**Directions for this task**
Using the records below, copy every line that holds the string "image".

Information provided: Begin

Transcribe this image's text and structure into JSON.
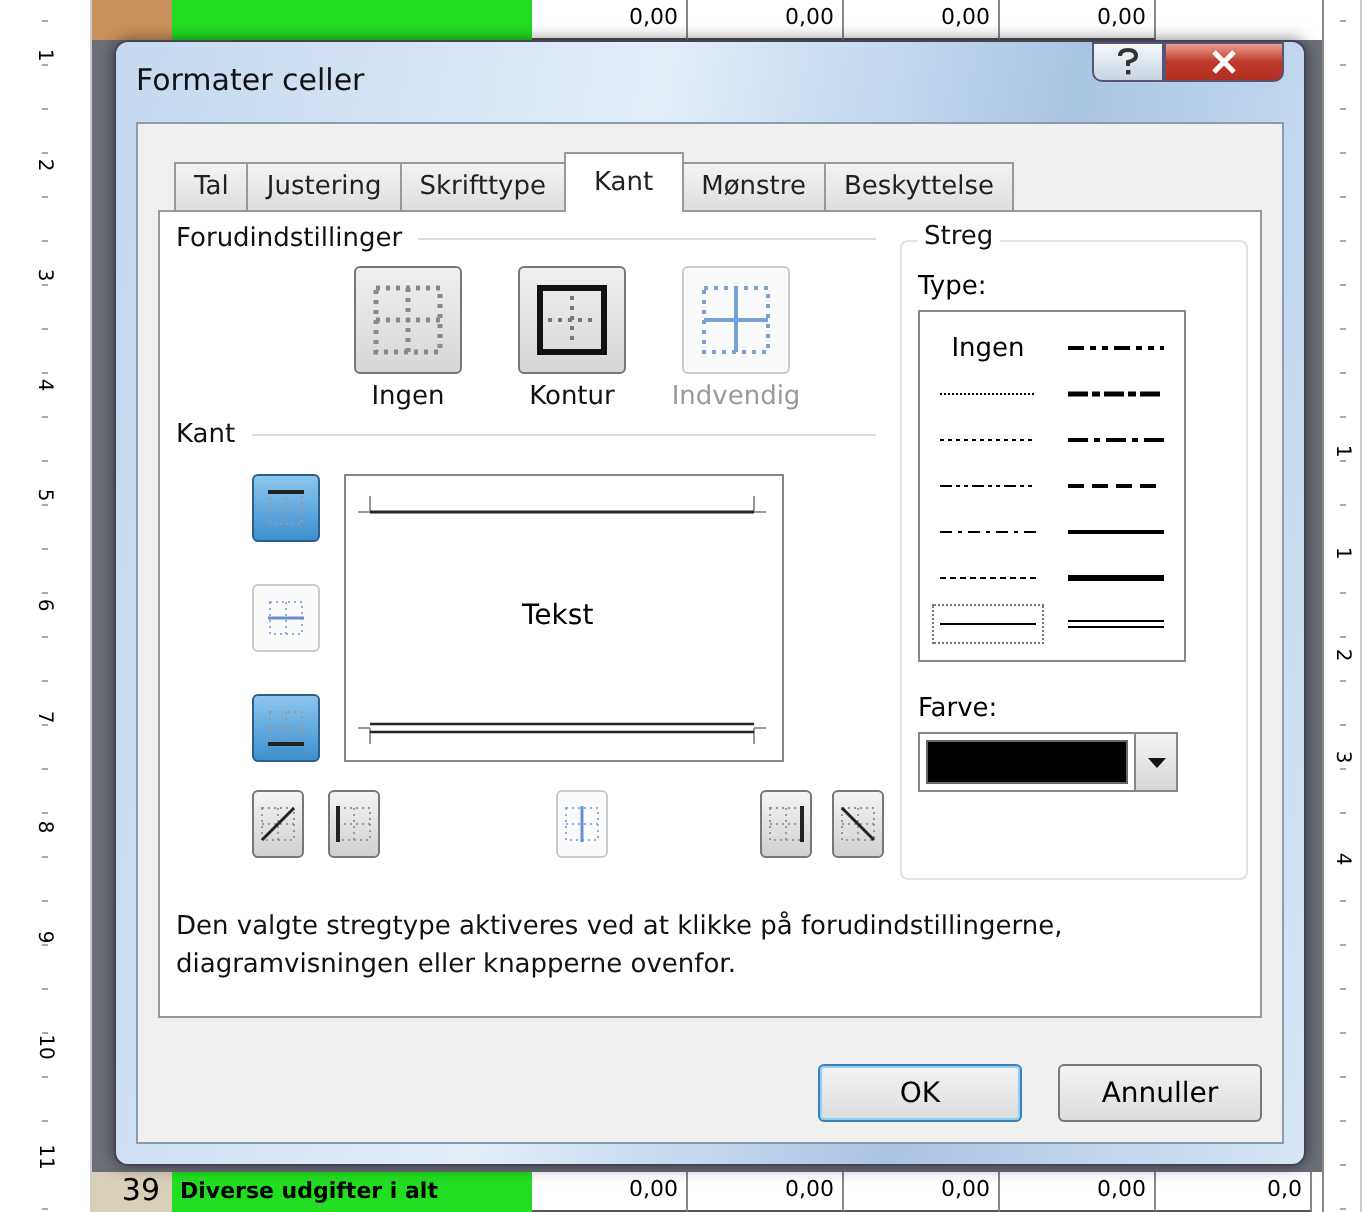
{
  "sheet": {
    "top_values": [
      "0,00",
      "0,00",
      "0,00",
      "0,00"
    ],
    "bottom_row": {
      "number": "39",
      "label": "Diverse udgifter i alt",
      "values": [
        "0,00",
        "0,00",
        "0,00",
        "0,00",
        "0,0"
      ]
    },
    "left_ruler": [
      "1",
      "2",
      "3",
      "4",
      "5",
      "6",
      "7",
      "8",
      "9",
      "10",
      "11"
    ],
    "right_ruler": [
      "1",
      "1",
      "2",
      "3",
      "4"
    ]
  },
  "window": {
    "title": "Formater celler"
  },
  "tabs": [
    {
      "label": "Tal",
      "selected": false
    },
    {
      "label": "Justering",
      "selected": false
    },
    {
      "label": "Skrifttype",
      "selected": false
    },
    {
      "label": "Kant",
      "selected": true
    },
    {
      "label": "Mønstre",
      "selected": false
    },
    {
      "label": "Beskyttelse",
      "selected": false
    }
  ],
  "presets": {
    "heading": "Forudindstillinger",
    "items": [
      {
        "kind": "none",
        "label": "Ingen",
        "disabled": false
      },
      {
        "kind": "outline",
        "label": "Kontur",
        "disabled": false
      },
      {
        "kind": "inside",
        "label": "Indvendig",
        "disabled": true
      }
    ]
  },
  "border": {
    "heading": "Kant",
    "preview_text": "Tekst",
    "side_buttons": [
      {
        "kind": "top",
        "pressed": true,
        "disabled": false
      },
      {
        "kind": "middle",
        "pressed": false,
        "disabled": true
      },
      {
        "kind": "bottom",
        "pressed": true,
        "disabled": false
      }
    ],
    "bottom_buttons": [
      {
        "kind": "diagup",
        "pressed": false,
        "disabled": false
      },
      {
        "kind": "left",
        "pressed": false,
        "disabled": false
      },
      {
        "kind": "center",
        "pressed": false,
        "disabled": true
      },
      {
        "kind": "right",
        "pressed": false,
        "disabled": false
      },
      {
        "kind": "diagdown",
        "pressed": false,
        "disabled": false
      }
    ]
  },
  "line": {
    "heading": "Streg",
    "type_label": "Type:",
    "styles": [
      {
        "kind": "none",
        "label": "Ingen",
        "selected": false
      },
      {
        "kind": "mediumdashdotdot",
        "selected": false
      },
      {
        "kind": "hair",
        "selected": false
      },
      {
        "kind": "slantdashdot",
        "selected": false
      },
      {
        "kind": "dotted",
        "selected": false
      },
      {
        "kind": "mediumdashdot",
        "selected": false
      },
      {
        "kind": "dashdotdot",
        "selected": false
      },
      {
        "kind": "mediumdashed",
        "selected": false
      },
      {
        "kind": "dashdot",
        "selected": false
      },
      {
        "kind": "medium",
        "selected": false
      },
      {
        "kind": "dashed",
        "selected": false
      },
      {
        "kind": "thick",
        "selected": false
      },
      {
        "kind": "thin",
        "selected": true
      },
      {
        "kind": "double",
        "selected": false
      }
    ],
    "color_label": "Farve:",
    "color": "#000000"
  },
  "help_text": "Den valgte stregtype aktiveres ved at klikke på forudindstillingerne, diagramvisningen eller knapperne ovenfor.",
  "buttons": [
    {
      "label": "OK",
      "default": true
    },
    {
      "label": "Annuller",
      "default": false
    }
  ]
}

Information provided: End
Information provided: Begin

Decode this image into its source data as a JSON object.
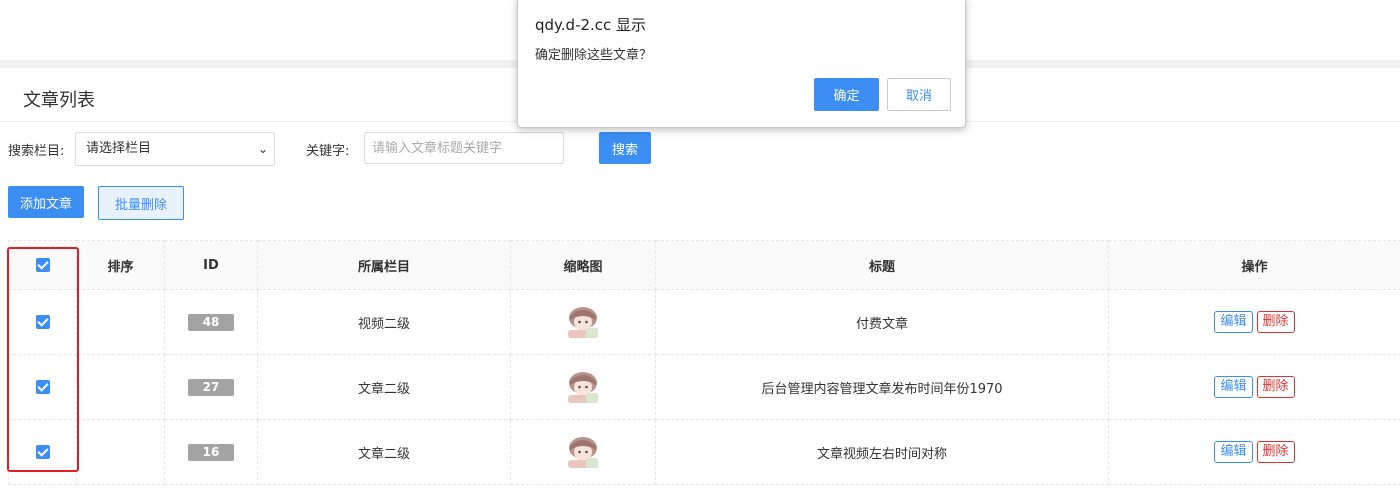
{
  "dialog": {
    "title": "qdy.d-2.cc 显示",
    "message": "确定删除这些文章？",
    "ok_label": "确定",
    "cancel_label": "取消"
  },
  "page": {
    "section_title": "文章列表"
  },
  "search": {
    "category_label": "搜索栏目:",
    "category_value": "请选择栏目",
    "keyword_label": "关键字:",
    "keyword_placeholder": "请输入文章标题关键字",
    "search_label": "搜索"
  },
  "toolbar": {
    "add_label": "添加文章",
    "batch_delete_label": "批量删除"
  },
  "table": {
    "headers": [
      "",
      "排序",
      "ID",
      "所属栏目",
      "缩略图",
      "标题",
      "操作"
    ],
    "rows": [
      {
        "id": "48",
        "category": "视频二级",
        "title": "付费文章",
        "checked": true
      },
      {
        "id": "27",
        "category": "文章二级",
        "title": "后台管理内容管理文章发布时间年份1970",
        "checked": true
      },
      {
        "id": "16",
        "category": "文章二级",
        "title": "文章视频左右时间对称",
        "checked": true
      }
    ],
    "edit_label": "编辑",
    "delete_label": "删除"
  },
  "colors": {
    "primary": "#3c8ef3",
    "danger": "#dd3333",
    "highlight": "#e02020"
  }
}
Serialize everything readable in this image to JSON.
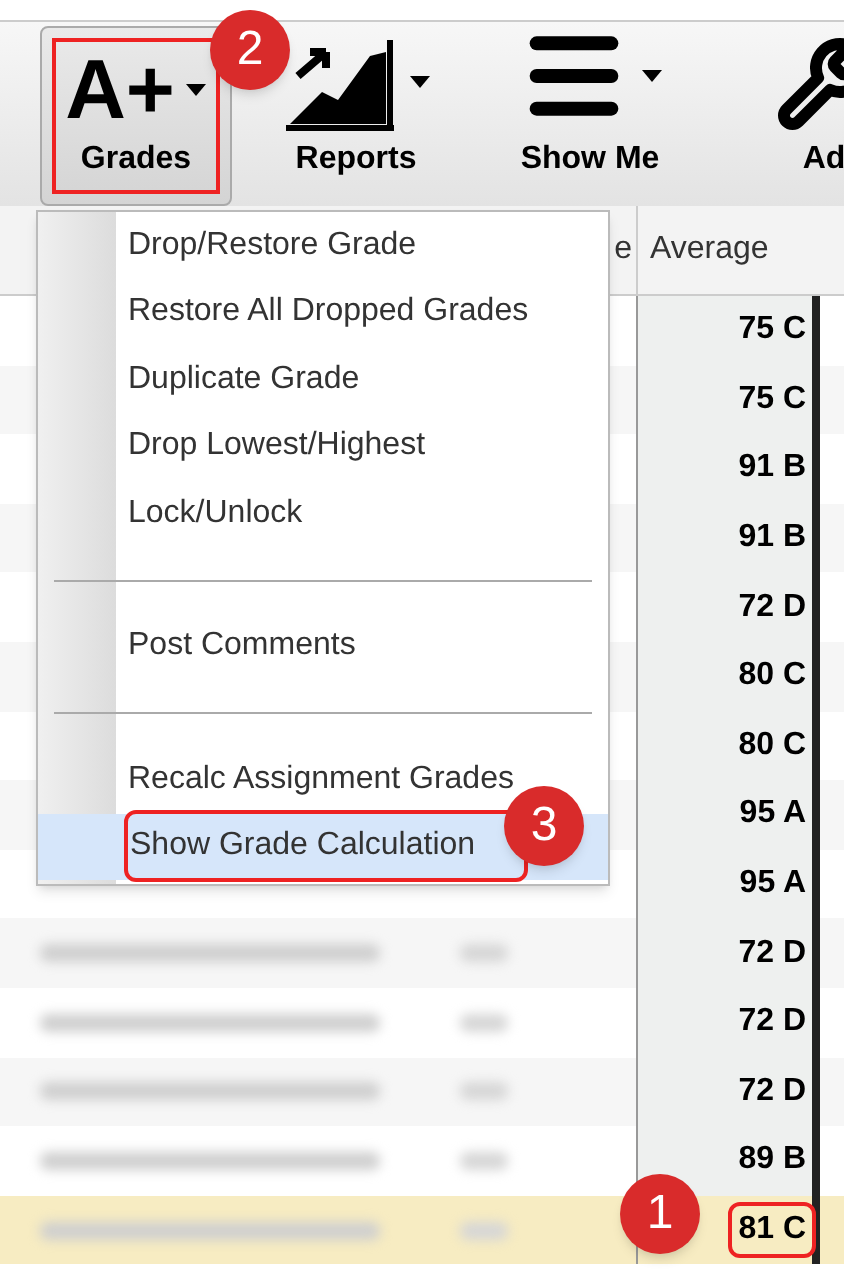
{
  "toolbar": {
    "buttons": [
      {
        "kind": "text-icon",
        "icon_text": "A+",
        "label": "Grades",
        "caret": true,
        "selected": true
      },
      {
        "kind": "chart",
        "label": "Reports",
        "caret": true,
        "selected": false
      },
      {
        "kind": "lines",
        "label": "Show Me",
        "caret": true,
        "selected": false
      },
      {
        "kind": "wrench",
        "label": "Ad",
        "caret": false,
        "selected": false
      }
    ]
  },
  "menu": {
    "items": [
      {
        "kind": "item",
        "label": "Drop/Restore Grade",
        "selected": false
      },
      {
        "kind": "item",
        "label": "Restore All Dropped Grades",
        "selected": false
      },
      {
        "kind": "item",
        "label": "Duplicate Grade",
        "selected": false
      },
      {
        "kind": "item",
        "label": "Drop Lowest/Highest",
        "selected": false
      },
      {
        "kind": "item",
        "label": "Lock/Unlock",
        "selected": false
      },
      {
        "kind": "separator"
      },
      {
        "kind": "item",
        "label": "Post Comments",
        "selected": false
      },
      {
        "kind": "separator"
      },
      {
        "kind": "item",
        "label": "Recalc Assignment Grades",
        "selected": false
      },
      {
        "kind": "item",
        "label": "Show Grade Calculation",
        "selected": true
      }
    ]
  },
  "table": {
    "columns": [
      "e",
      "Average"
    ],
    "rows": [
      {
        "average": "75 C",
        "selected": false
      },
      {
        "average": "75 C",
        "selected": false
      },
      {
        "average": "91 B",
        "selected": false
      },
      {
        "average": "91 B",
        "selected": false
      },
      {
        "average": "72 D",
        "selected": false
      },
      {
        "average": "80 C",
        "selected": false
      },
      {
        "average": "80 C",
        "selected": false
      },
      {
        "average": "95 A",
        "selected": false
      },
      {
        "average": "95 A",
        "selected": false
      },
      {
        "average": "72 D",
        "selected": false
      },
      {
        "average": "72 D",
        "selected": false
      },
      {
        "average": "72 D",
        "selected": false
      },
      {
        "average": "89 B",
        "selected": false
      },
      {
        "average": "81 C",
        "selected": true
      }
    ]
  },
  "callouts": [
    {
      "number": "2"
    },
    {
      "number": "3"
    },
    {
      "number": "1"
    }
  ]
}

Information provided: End

**Result for this task**
Transcribe this image's text and structure into JSON.
Decode this image into its source data as a JSON object.
Serialize everything readable in this image to JSON.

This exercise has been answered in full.